A three-judge panel of Division II of the state Court of Appeals agreed and reversed all but the unlawful imprisonment conviction.

“A jury could infer that the requirements of receiving a U-visa, particularly the requirement of providing helpful assistance in a criminal investigation, and the value of receiving permanent legal resident status through the U-visa program supplied a motive for (the woman) to fabricate or embellish the allegations against Ochoa,” the appellate court wrote in its opinion in 2017.

The state Supreme Court said in its 9-0 decision that the Court of Appeals was wrong to throw out the rape, burglary and assault convictions.

“In light of the entire trial record, we conclude that any error in excluding the U-visa evidence was harmless beyond a reasonable doubt as to all of Romero-Ochoa’s convictions,” Justice Debra L. Stephens wrote for the unanimous court. “The Court of Appeals’ distinction between the unlawful imprisonment conviction and the remaining convictions is unsustainable.”

According to court records:

The 26-year-old victim said she was asleep with her 5-year-old daughter in the mobile home park where they lived when she woke up to find a man standing over her.

She ran into her living room, where he grabbed her by the hair and then raped her for 20 minutes.

She cried, screamed, and he hit her in the face repeatedly.

When she managed to run outside, he dragged her back and raped her again for about 20 minutes.

She escaped again, ran to a neighbor, and police arrived and arrested Romero-Ochoa.

The victim told police she’d met him once several years before but that they had not spoken since.

Romero-Ochoa argued they’d had a secret relationship previously and that he happened to be walking by her window in the early morning when she saw him and invited him in.

He said they started having consensual sex in her living room and that she became “hysterical” when he no longer wanted to.

“As the prosecutor pointed out in closing, the victim’s account was corroborated by three neighbors’ testimony about what they saw and heard while Romero-Ochoa was at her house; by the testimony of the police officers who arrived on the scene; and by the testimony of several medical professionals who observed the victim immediately after she arrived at the ER and then throughout the following day as she cried, gave repeated and consistent accounts of her attack and developed bruises on her neck and legs,” Stephens wrote in the Supreme Court opinion.

Romero-Ochoa’s version of events was “highly implausible,” the court said.

“... his U-visa conspiracy theory implies that, at some point after their initial chance encounter at the window, the victim hatched a plot to frame him,” Stephens wrote. “Standing on its own, that story would be very difficult for any jury to credit. But here it was also contradicted or undermined by an overwhelming amount of evidence supporting the victim’s account.”

The opinion went on to say: “The jury found he committed burglary and first degree rape. In light of the overwhelming evidence supporting that conclusion, we can say beyond a reasonable doubt that cross-examination on the victim’s U visa application would not have resulted in a different verdict.”

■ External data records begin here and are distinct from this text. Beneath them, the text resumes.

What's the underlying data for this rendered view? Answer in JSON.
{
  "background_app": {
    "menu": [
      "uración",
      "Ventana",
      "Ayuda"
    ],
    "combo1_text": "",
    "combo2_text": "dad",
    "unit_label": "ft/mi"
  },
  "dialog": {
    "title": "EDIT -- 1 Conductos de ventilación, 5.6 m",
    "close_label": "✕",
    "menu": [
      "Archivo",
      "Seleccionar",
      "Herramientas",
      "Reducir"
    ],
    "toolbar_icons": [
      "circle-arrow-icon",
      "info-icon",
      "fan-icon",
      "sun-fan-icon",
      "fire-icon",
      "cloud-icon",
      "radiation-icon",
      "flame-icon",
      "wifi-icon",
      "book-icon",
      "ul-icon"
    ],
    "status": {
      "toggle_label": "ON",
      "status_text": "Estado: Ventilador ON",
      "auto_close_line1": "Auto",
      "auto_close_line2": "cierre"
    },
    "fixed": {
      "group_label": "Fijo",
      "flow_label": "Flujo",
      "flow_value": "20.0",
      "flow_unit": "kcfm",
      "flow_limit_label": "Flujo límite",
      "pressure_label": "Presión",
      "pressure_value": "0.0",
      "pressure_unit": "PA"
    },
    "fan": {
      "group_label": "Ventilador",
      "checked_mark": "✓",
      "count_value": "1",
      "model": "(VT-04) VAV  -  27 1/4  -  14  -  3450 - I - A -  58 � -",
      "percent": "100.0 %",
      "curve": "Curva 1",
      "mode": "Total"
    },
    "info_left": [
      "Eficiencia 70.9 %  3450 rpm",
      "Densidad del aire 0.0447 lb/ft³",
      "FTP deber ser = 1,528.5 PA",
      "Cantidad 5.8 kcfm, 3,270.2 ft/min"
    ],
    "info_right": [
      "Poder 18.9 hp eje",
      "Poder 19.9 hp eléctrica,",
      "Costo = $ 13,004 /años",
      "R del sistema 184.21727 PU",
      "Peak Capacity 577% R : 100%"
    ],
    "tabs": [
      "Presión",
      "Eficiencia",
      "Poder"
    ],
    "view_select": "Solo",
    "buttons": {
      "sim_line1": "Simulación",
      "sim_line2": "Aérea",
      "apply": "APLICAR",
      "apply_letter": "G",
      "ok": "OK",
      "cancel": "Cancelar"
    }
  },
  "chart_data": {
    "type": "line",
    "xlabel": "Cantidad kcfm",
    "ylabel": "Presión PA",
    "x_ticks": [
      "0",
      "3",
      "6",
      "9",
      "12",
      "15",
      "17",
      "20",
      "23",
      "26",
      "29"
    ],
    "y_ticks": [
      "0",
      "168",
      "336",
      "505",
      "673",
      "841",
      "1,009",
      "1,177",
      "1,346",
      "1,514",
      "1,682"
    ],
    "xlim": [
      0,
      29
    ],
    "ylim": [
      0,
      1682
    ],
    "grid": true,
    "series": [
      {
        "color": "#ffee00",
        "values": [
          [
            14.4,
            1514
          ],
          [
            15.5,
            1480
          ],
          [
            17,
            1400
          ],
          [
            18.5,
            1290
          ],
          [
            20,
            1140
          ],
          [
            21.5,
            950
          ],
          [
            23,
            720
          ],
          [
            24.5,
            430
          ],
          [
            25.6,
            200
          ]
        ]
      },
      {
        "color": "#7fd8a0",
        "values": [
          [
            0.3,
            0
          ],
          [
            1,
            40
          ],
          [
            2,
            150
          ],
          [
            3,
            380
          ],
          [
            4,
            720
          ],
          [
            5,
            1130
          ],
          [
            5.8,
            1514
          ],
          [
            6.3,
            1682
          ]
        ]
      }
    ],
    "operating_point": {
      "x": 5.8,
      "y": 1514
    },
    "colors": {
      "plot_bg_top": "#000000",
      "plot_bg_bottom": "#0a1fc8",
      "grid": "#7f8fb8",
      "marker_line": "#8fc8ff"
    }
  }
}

Romero-Ocho was sentenced to 30 years to life in prison for the attack, which means the state’s Indeterminate Sentence Review board would decide when or if he’s released.

He argued in his appeal that there was an error in how that sentence was calculated.

The Supreme Court’s opinion sends the case back to the state Court of Appeals to consider that argument.